Police are investigating the violation of lockdown regulations by mourners at the home of late struggle icon Andrew Mlangeni, eNCA reported.
The large gathering of mourners outside the Mlangeni family residence in Soweto raised questions on lockdown regulations and to whom they should apply.
The maximum number of funeral attendants currently allowed at a funeral in South Africa is 50.
SAPS spokesperson Vish Naidoo said, “The regulations in terms of the Disaster Management Act 57 of 2002, makes provision for the dispersing of crowds who gather illegally and it also makes provision to hold accountable, a person or persons who convenes or organises illegal gatherings.”
Naidoo told eNCA a case of contravention of the Disaster Management Act has been opened and will be investigated by the police.
ANC spokesperson Pule Mabe said the gathering was spontaneous and involved a platoon of MKMVA and marshalls from the ANC attempting to bring the body of Mlangeni into the family home.
He urged that the moment, honouring the life of the last Rivonia trialist, not be overshadowed by the gathering saying, “what a freedom fighter stood for must not be outdone by a moment of members of the community coming out.”
As soon as the mourners were informed of the violation, a limited number of attendees brought the body into the family home, Mabe said.
“Just last year we did not have COVID-19, we ought to understand this. It will take its own time for our people to learn to understand and appreciate that COVID-19 calls for a greater change of behaviour from the rest of our citizens,” Mabe said.
The party spokesperson denied that further measures to disperse the crowds could have been taken.

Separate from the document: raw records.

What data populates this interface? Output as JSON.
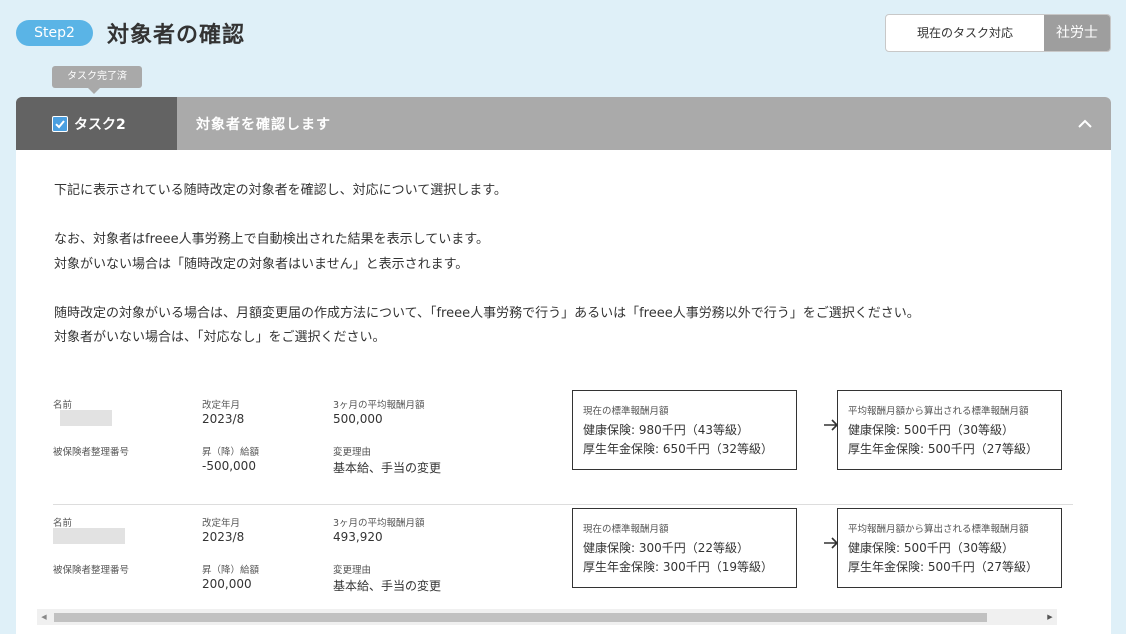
{
  "header": {
    "step_label": "Step2",
    "title": "対象者の確認",
    "role_label": "現在のタスク対応",
    "role_value": "社労士"
  },
  "tooltip": "タスク完了済",
  "task": {
    "tab_label": "タスク2",
    "title": "対象者を確認します",
    "completed": true
  },
  "description": {
    "line1": "下記に表示されている随時改定の対象者を確認し、対応について選択します。",
    "line2": "なお、対象者はfreee人事労務上で自動検出された結果を表示しています。",
    "line3": "対象がいない場合は「随時改定の対象者はいません」と表示されます。",
    "line4": "随時改定の対象がいる場合は、月額変更届の作成方法について、「freee人事労務で行う」あるいは「freee人事労務以外で行う」をご選択ください。",
    "line5": "対象者がいない場合は、「対応なし」をご選択ください。"
  },
  "labels": {
    "name": "名前",
    "insured_number": "被保険者整理番号",
    "revision_month": "改定年月",
    "raise": "昇（降）給額",
    "avg_salary": "3ヶ月の平均報酬月額",
    "reason": "変更理由",
    "current_grade": "現在の標準報酬月額",
    "calculated_grade": "平均報酬月額から算出される標準報酬月額"
  },
  "rows": [
    {
      "revision_month": "2023/8",
      "raise": "-500,000",
      "avg_salary": "500,000",
      "reason": "基本給、手当の変更",
      "current_health": "健康保険: 980千円（43等級）",
      "current_pension": "厚生年金保険: 650千円（32等級）",
      "new_health": "健康保険: 500千円（30等級）",
      "new_pension": "厚生年金保険: 500千円（27等級）"
    },
    {
      "revision_month": "2023/8",
      "raise": "200,000",
      "avg_salary": "493,920",
      "reason": "基本給、手当の変更",
      "current_health": "健康保険: 300千円（22等級）",
      "current_pension": "厚生年金保険: 300千円（19等級）",
      "new_health": "健康保険: 500千円（30等級）",
      "new_pension": "厚生年金保険: 500千円（27等級）"
    }
  ],
  "colors": {
    "background": "#dff0f8",
    "step_pill": "#5ab4e6",
    "task_tab": "#636363",
    "header_bar": "#aaaaaa",
    "check": "#4a9fe0"
  },
  "icons": {
    "check": "check-icon",
    "collapse": "chevron-up-icon",
    "arrow": "arrow-right-icon"
  }
}
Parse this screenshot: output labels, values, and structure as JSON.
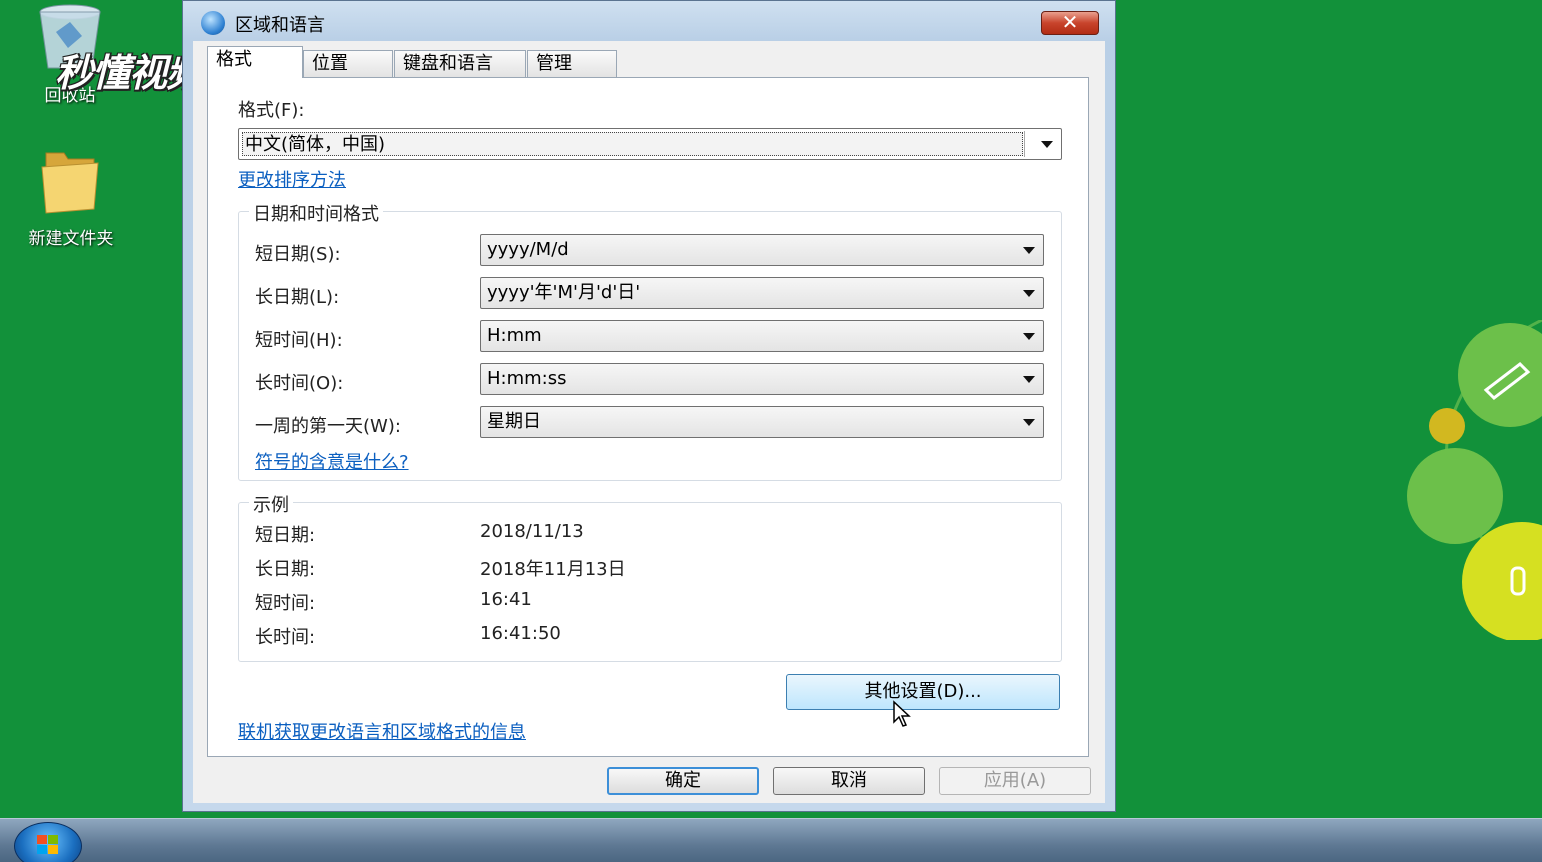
{
  "desktop": {
    "recycle_label": "回收站",
    "folder_label": "新建文件夹",
    "watermark": "秒懂视频"
  },
  "window": {
    "title": "区域和语言",
    "close_symbol": "✕",
    "tabs": [
      {
        "label": "格式"
      },
      {
        "label": "位置"
      },
      {
        "label": "键盘和语言"
      },
      {
        "label": "管理"
      }
    ],
    "format": {
      "label": "格式(F):",
      "value": "中文(简体，中国)",
      "sort_link": "更改排序方法"
    },
    "datetime_group": {
      "title": "日期和时间格式",
      "rows": [
        {
          "label": "短日期(S):",
          "value": "yyyy/M/d"
        },
        {
          "label": "长日期(L):",
          "value": "yyyy'年'M'月'd'日'"
        },
        {
          "label": "短时间(H):",
          "value": "H:mm"
        },
        {
          "label": "长时间(O):",
          "value": "H:mm:ss"
        },
        {
          "label": "一周的第一天(W):",
          "value": "星期日"
        }
      ],
      "symbols_link": "符号的含意是什么?"
    },
    "examples_group": {
      "title": "示例",
      "rows": [
        {
          "label": "短日期:",
          "value": "2018/11/13"
        },
        {
          "label": "长日期:",
          "value": "2018年11月13日"
        },
        {
          "label": "短时间:",
          "value": "16:41"
        },
        {
          "label": "长时间:",
          "value": "16:41:50"
        }
      ]
    },
    "more_settings_button": "其他设置(D)...",
    "online_link": "联机获取更改语言和区域格式的信息",
    "buttons": {
      "ok": "确定",
      "cancel": "取消",
      "apply": "应用(A)"
    }
  },
  "colors": {
    "desktop": "#12913a",
    "link": "#0b5fc0",
    "accent_green": "#8cc63f",
    "accent_yellow": "#d4e021"
  }
}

“It is not for the ANC, as an organisation, to tell the people of South Africa how they must celebrate the heroic deeds of their leaders,” he said.